_EXERCISE BRIEF:_ Report back every line from the entries below in which the word "JSON" occurs.

Component data from apps and pages:
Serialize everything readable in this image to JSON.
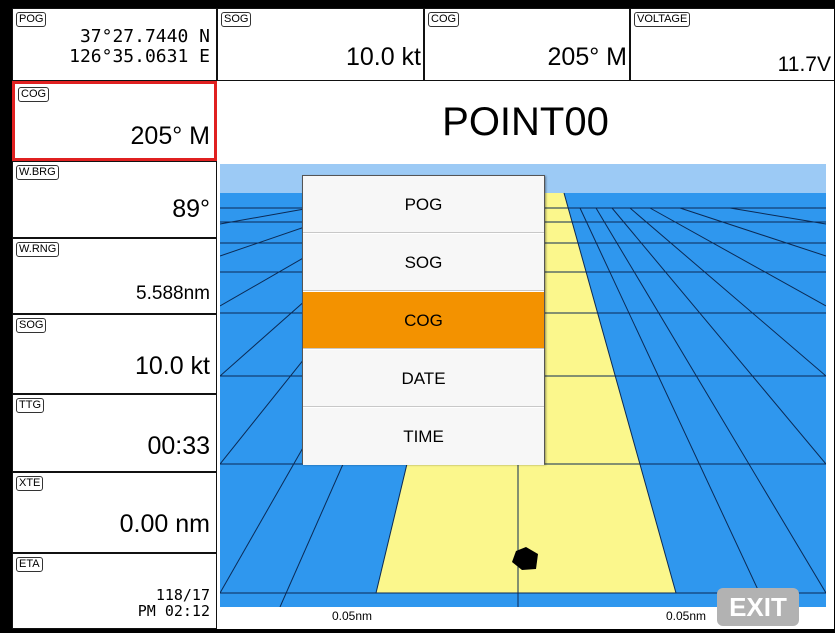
{
  "position_box": {
    "tag": "POG",
    "lat": "37°27.7440 N",
    "lon": "126°35.0631 E"
  },
  "top_bar": {
    "sog": {
      "tag": "SOG",
      "value": "10.0 kt"
    },
    "cog": {
      "tag": "COG",
      "value": "205° M"
    },
    "voltage": {
      "tag": "VOLTAGE",
      "value": "11.7V"
    }
  },
  "sidebar": {
    "cog": {
      "tag": "COG",
      "value": "205° M"
    },
    "wbrg": {
      "tag": "W.BRG",
      "value": "89°"
    },
    "wrng": {
      "tag": "W.RNG",
      "value": "5.588nm"
    },
    "sog": {
      "tag": "SOG",
      "value": "10.0 kt"
    },
    "ttg": {
      "tag": "TTG",
      "value": "00:33"
    },
    "xte": {
      "tag": "XTE",
      "value": "0.00 nm"
    },
    "eta": {
      "tag": "ETA",
      "date": "118/17",
      "time": "PM 02:12"
    }
  },
  "waypoint_title": "POINT00",
  "menu": {
    "items": [
      "POG",
      "SOG",
      "COG",
      "DATE",
      "TIME"
    ],
    "selected": "COG"
  },
  "scale": {
    "left": "0.05nm",
    "right": "0.05nm"
  },
  "exit_label": "EXIT",
  "colors": {
    "sky": "#9ccaf5",
    "water": "#2f97ee",
    "lane": "#fbf78c",
    "selected_menu": "#f39200",
    "selected_cell_border": "#e02020"
  }
}
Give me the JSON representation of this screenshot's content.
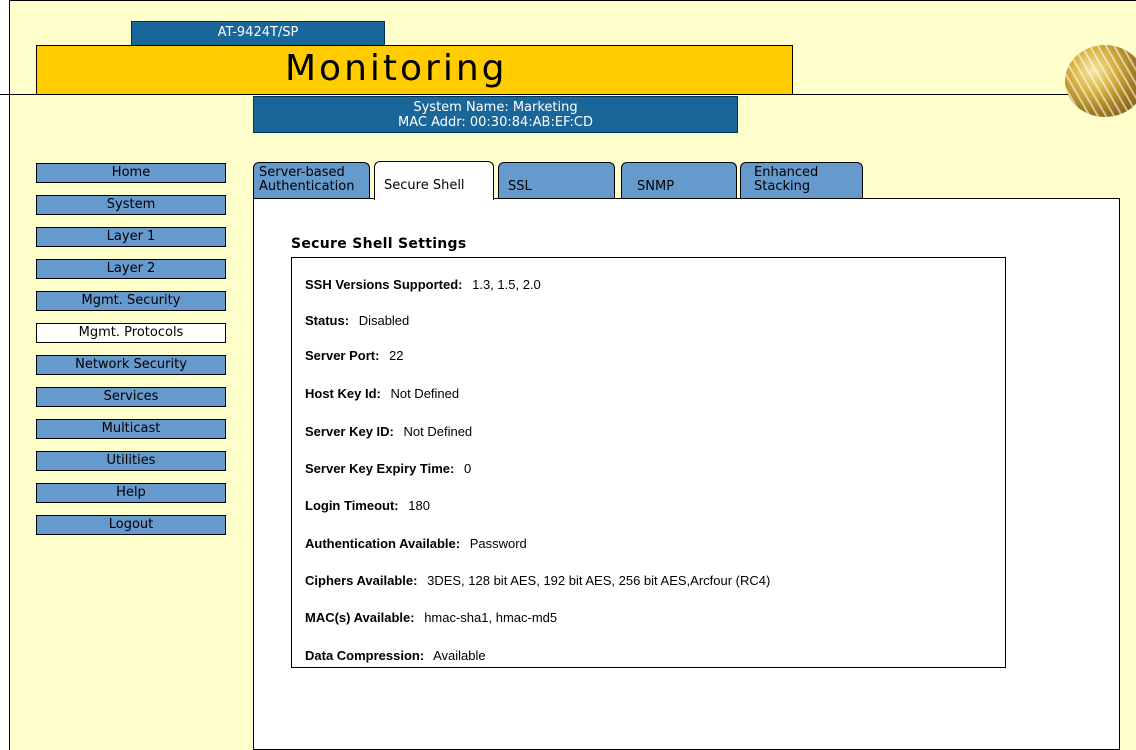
{
  "header": {
    "model": "AT-9424T/SP",
    "title": "Monitoring",
    "system_name": "System Name: Marketing",
    "mac_addr": "MAC Addr: 00:30:84:AB:EF:CD"
  },
  "nav": {
    "items": [
      {
        "label": "Home"
      },
      {
        "label": "System"
      },
      {
        "label": "Layer 1"
      },
      {
        "label": "Layer 2"
      },
      {
        "label": "Mgmt. Security"
      },
      {
        "label": "Mgmt. Protocols",
        "active": true
      },
      {
        "label": "Network Security"
      },
      {
        "label": "Services"
      },
      {
        "label": "Multicast"
      },
      {
        "label": "Utilities"
      },
      {
        "label": "Help"
      },
      {
        "label": "Logout"
      }
    ]
  },
  "tabs": [
    {
      "label_line1": "Server-based",
      "label_line2": "Authentication"
    },
    {
      "label_line1": "Secure Shell",
      "label_line2": "",
      "active": true
    },
    {
      "label_line1": "SSL",
      "label_line2": ""
    },
    {
      "label_line1": "SNMP",
      "label_line2": ""
    },
    {
      "label_line1": "Enhanced",
      "label_line2": "Stacking"
    }
  ],
  "section": {
    "title": "Secure Shell Settings",
    "rows": [
      {
        "label": "SSH Versions Supported:",
        "value": "1.3, 1.5, 2.0"
      },
      {
        "label": "Status:",
        "value": "Disabled"
      },
      {
        "label": "Server Port:",
        "value": "22"
      },
      {
        "label": "Host Key Id:",
        "value": "Not Defined"
      },
      {
        "label": "Server Key ID:",
        "value": "Not Defined"
      },
      {
        "label": "Server Key Expiry Time:",
        "value": "0"
      },
      {
        "label": "Login Timeout:",
        "value": "180"
      },
      {
        "label": "Authentication Available:",
        "value": "Password"
      },
      {
        "label": "Ciphers Available:",
        "value": "3DES, 128 bit AES, 192 bit AES, 256 bit AES,Arcfour (RC4)"
      },
      {
        "label": "MAC(s) Available:",
        "value": "hmac-sha1, hmac-md5"
      },
      {
        "label": "Data Compression:",
        "value": "Available"
      }
    ]
  },
  "colors": {
    "background": "#ffffcc",
    "title_bar": "#ffcc00",
    "header_blue": "#1a6699",
    "nav_blue": "#6699cc"
  }
}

_RESPONSE TO THE TASK:_
Serialize everything readable in this image to JSON.
Give me the JSON representation of this screenshot's content.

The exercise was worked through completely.